Skyr clear of the river
This is problematic on a few levels. The Icelandic Regulation on Sewers and Sewage requires substances be neutral before release. A pH of 5 is not entirely neutral—pure water has a pH of 7. According to the EPA, most aquatic animals prefer a pH of 6.5-8.0 and anything outside this range “reduces the diversity in the stream because it stresses the physiological systems of most organisms and can reduce reproduction.” What remains to be adequately studied is if MS’s large-scale dumping of acid whey could affect the pH of that final stretch of Ölfusá before it reaches the sea.
The second is the release of phosphorous into a fish community, and the impact of micronutrients that don’t naturally exist there.
According to Marjaana, MS isn’t worried about the dumping because of the temperature of the water and the size of it. Likewise, Þórir from the Ministry of Industries and Innovations wrote in an email that “the dilution is tremendous.”
But Karen Smith, a Dairy Processing Technologist at the University of Wisconsin-Madison Center for Dairy Research, suggests that this might be shortsighted.
“You always have to be careful when you’re dumping something that’s not the same composition as water, into the water,” she said. She and other scientists at the Center for Dairy Research are working on ways to repurpose acid whey from Greek yoghurt production, including using it in fertilizers, because of the phosphorous, and isolating the micronutrients to be used in other products.
When you’re dumping acid whey into a water system, she said, “you’re adding certain minerals to something that doesn’t naturally contain them.”
MS has licensing arrangements with several skyr manufacturers in other Scandinavian countries, including Denmark and Norway. In Denmark the company Thise Mejeri puts their acid whey in pig feed. In Norway, skyr is produced by Q-Meieriene, and the company has a special license from the Norwegian government to dump their acid whey into their local sewage system. Research and Development Director Arne Bernt Dahle says they regulate the organic particles, temperature and pH. “We are constantly looking for better solutions,” he wrote, “but so far we have not found such.”
If we can’t dump it, maybe we can drink it?

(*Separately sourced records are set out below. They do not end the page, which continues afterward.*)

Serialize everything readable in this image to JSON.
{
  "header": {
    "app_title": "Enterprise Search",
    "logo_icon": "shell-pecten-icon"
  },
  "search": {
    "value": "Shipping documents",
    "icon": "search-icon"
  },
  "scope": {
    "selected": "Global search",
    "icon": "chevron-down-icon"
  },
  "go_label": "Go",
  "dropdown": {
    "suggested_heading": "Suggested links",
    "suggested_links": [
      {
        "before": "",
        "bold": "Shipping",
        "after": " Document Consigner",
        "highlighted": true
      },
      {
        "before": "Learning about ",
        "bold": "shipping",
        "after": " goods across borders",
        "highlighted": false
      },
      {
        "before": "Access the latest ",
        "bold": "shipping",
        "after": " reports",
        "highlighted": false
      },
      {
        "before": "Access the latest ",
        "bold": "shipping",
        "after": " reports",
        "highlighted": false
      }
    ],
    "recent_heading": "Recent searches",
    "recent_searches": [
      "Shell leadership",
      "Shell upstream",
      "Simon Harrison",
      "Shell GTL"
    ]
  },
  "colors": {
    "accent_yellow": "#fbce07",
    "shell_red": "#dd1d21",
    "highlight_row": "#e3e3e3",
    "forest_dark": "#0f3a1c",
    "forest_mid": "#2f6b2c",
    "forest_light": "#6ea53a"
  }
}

Tristan Zuber, a Dairy Foods Specialist at Cornell University in New York, wrote in an email that the US cheese industry in the 1970s faced a similar issue with disposing of the whey created by cheese production.
“[C]heese whey is slightly different than Strained Greek yoghurt whey because it is less acidic and contains protein,” she wrote. “Cheese manufacturers have found extremely unique uses for cheese whey that they have implemented […] and now have higher margins on whey than they do the cheese! We foresee this as a possibility in yoghurt whey.”
But acid whey doesn’t contain high levels of protein—most has been kept in the yoghurt—so its redeeming qualities lay in the lactose and micronutrients. For this, the scientists at Cornell are looking at a number of options, including adding more nutrients to the acid whey and selling it as a sports drink, and making biogas via methane released when converting the lactose, which can then be converted into electricity. At MS, they are also considering turning their acid whey into a marketable drink, promoted for its micronutrients.
Still, as in Iceland, Greek yoghurt manufacturers in the US are producing too much acid whey. So much so that many are paying farmers to take it off their hands, according to the Modern Farmer article. In Iceland, the cost of this skyr byproduct continues to be born by wastewater and the Ölfusá River until the nation’s manufacturers can find a better way to handle acid whey.